Calculating future oil and gas
19/10/2007 A key job for the NPD is to assess how much petroleum remains to be found on the Norwegian continental shelf. This estimate has been unchanged since 2003, despite discoveries made since then.
Text: Erling Kvadsheim
Resource estimates and knowledge of the various plays are important in determining the exploration choices made by the authorities – such as selecting acreage to put on offer.
The NPD currently calculates that some 10-36 billion barrels (1.6-5.8 billion standard cubic metres) of oil equivalent – crude, gas, condensate and natural gas liquids – remain to be found on the NCS.
Liquids account for roughly 45 per cent of this total, and gas for 55 per cent. Thirty per cent is expected to lie in the Barents Sea outside the area with overlapping claims, 35 per cent in the Norwegian Sea and the rest in the North Sea.
Considerable uncertainty attaches to these figures, with the Barents Sea – where the least information is available – as the least certain and the well-explored North Sea as the most assured.
Several factors explain why the NPD has not revised its estimate for total undiscovered resources since 2003, even though both oil and gas have subsequently been proven.
To start with, the NPD’s latest review confirmed a number of the assumptions which had underpinned the previous calculation.
Substantial data gathered from frequent awards in pre-defined areas (APA) and regular licensing rounds have also provided new information on the prospectivity of the NCS, and boosted assumptions about resources remaining to be found.
In addition, exploration results in the Barents Sea over the past few years have increased expectations about making oil rather than gas discoveries in these waters.
No new analysis of opportunities for finding petroleum off the north Norwegian Lofoten and Vesterålen islands has been carried out this time round. The Storting (parliament) has instructed the NPD to acquire geophysical data and map the area.
Estimates of undiscovered resources draw on the NPD’s expertise across the board. The basis is geological mapping of the NCS in areas both open to exploration and still closed.

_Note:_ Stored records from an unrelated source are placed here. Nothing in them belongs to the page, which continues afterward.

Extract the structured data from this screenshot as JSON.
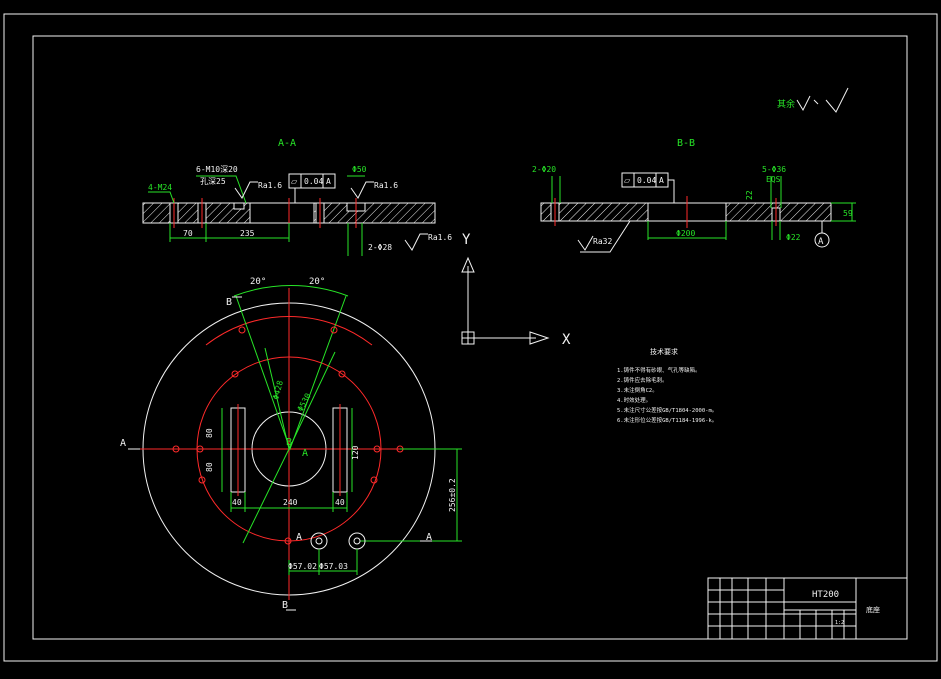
{
  "section_labels": {
    "aa": "A-A",
    "bb": "B-B"
  },
  "roughness_note": {
    "prefix": "其余"
  },
  "section_aa": {
    "holes_label": "6-M10深20",
    "hole_depth": "孔深25",
    "ra_left": "Ra1.6",
    "flatness_sym": "⏥",
    "flatness_val": "0.04",
    "flatness_datum": "A",
    "dia_top": "Φ50",
    "ra_right": "Ra1.6",
    "pins_label": "4-M24",
    "dim_70": "70",
    "dim_235": "235",
    "holes_bottom": "2-Φ28",
    "ra_bottom": "Ra1.6"
  },
  "section_bb": {
    "holes_left": "2-Φ20",
    "flatness_sym": "⏥",
    "flatness_val": "0.04",
    "flatness_datum": "A",
    "holes_right": "5-Φ36",
    "eqs": "EQS",
    "dim_22": "22",
    "dim_59": "59",
    "ra_left": "Ra32",
    "dia_200": "Φ200",
    "dia_22": "Φ22",
    "datum": "A"
  },
  "axes": {
    "y": "Y",
    "x": "X"
  },
  "plan_view": {
    "angle_left": "20°",
    "angle_right": "20°",
    "dia_inner": "Φ530",
    "dia_outer": "Φ428",
    "dim_80a": "80",
    "dim_80b": "80",
    "dim_120": "120",
    "dim_40a": "40",
    "dim_240": "240",
    "dim_40b": "40",
    "dim_256": "256±0.2",
    "dim_bottom_a": "Φ57.02",
    "dim_bottom_b": "Φ57.03",
    "label_B_top": "B",
    "label_B_center": "B",
    "label_A_center": "A",
    "label_A_left": "A",
    "label_A_bottom": "A",
    "label_A_right": "A",
    "label_B_bottom": "B"
  },
  "tech_notes": {
    "title": "技术要求",
    "lines": [
      "1.铸件不得有砂眼、气孔等缺陷。",
      "2.铸件应去除毛刺。",
      "3.未注倒角C2。",
      "4.时效处理。",
      "5.未注尺寸公差按GB/T1804-2000-m。",
      "6.未注形位公差按GB/T1184-1996-k。"
    ]
  },
  "title_block": {
    "material": "HT200",
    "part_name": "底座",
    "scale": "1:2"
  },
  "colors": {
    "green": "#27e427",
    "white": "#f2f2f2",
    "red": "#ff2a2a"
  }
}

Knowledge of reservoirs already proven is also very important, together with an understanding of how much of the discovered resources can be recovered.
Underpinning everything is the NPD’s extensive database, which contains details on wells, discoveries, fields, prospects and plays.
The NPD calculates undiscovered resources with the aid of a technique called “play analysis”, which is very suitable for an area like the NCS with known geology, a number of identified prospects and many wells. Other methods are also available.
This analysis involves estimating how much petroleum can be proven and produced from each play, utilising statistical methods to give an overall figure for a wide area.
A number of geological and technical considerations must be taken into account for each play.
Estimates are also needed of how many prospects could be identified, how much petroleum they might contain and its split between gas and liquid, the recovery factor and the discovery probability.
This work draws on the NPD’s database as well as on detailed knowledge of geological conditions, technical solutions and financial aspects of the NCS.
These factors are calculated with a technique known as a Monte Carlo simulation, and the end result is an estimate of the oil and gas which remains to be found and how much might be recoverable.
The NPD also produces forecasts of future production from undiscovered resources. Play analysis makes it possible to work out how many discoveries must be made to reach the estimate and how big these need to be.
This is the least precise part of the assessment, and the results must be treated with caution. Assumptions used include estimates of future exploration activity, discovery rates, lead times from discovery to development and levels of production.
These factors rest in turn on historical experience from the NCS and the NPD’s expectations of future trends. The resulting forecasts are used in part to calculate future revenues and expenditure in the government’s national planning budget.
The NPD has defined 68 plays on the NCS, excluding the area with overlapping claims and the area around Jan Mayen, and 32 of these have been confirmed by proving hydrocarbons.
No less than 75 per cent of the plays in the North Sea, which has the longest exploration record, have been confirmed. That compares with nine of 20 in the Norwegian Sea and only six of 23 in the Barents Sea.
Seventy-three per cent of Norway’s estimated undiscovered resources are thought to lie in confirmed plays.
Read more about undiscovered resources and plays in
the 2007 resource report from the NPD.